Y!W: More than that, were you the tastemaker? Did you decide which records your brothers were listening to?
RW: In the very beginning, we’d play basketball and stuff like that, but we’d have to stay inside until my mom got home. After I’d get home from school — and I was thinking for my brother Joe, because I knew he would relate — I’d put on a lot of Sly & the Family Stone, and to this day he’s still really into that. They all grew up and moved in their own directions, but we still have a lot of that in common. I raised Joe and Victor and held them and washed their diapers.
Y!W: The operative musical theme based on your collective work, I’m assuming, is jazz and funk plus everything else. How can you even begin to build a set list?
RW: I think the main theme of our show is just “high quality” and then “fun.” I grew up in a time when there was a lot of high-quality music on the radio. Elvis Presley and Led Zeppelin were on the radio at the same time as the Jackson 5. There was a lot of charisma and excitement in that music, and they made you want to play music. That’s exactly how we play.

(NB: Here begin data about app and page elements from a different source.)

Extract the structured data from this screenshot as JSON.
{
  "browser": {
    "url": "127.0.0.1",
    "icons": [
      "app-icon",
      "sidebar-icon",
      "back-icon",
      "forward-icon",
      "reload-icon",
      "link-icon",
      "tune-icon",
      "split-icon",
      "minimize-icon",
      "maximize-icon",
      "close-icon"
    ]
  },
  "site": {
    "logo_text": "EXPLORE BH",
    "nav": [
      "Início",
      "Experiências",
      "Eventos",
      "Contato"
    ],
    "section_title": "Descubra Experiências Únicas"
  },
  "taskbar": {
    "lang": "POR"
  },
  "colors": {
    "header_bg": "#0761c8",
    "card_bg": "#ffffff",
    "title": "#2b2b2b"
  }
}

It’s just more of the real thing, and I hope that it inspires more people. That’s why I teach all the time, and Victor does bass camps all year-round.
Y!W: Victor’s bass book suggested that spirituality was a driving force in your and your brothers collective efforts to excel.
RW: With me being the oldest, I still practice the most because that’s just how it’s always been. I’ve just always been the most into music. “Everybody doesn’t like music like you, Regi,” is something I hear all the time. I’m the crazy music brother. Like I said, I wanted to be a track star, to be the fastest man in the world, but to keep evolving, I switched over to music. To me, the thing is that music is invisible, and the art is in manipulating the invisible.
Y!W: Victor is the one who’s always at the center of the “best bassist” debates today, but do you recall a time when he was the one still trying to get over?
RW: For so many years, Victor was on the bottom. I remember when we were with Arista Records, Roy and Joseph were the big names, because they both played on Whitney Houston’s first album. I always felt like Victor was just as good then as he is now and he should have been out there. It’s nice that he’s where he is, even if people know him and don’t know the others as well so he can get his just due. We got to Arista in 1983 and Whitney hadn’t come out yet, Clive Davis hadn’t approved it, because it was deemed a little too stiff. It had that New York beat that the producer Kashif knew. We made some suggestions based on our sound, which was music you close you eyes and feel and not something you make the video to. We got Roy to play drums on it and Joe to sing on it, then Clive approved it.
Y!W: One of your most well known pupils, Evan Brewer, performs in a genre so far removed from the one in which you work. Is it a challenge for you to translate concepts into voices you might not be familiar?
RW: The guitar theory that I teach works across any sound. I play metal, too. I just like to play lead guitar. I don’t even want to hear sing- ing sometimes. I just want to hear the guitar go crazy.
The Wooten Brothers will play Ziggy’s on Dec. 8.!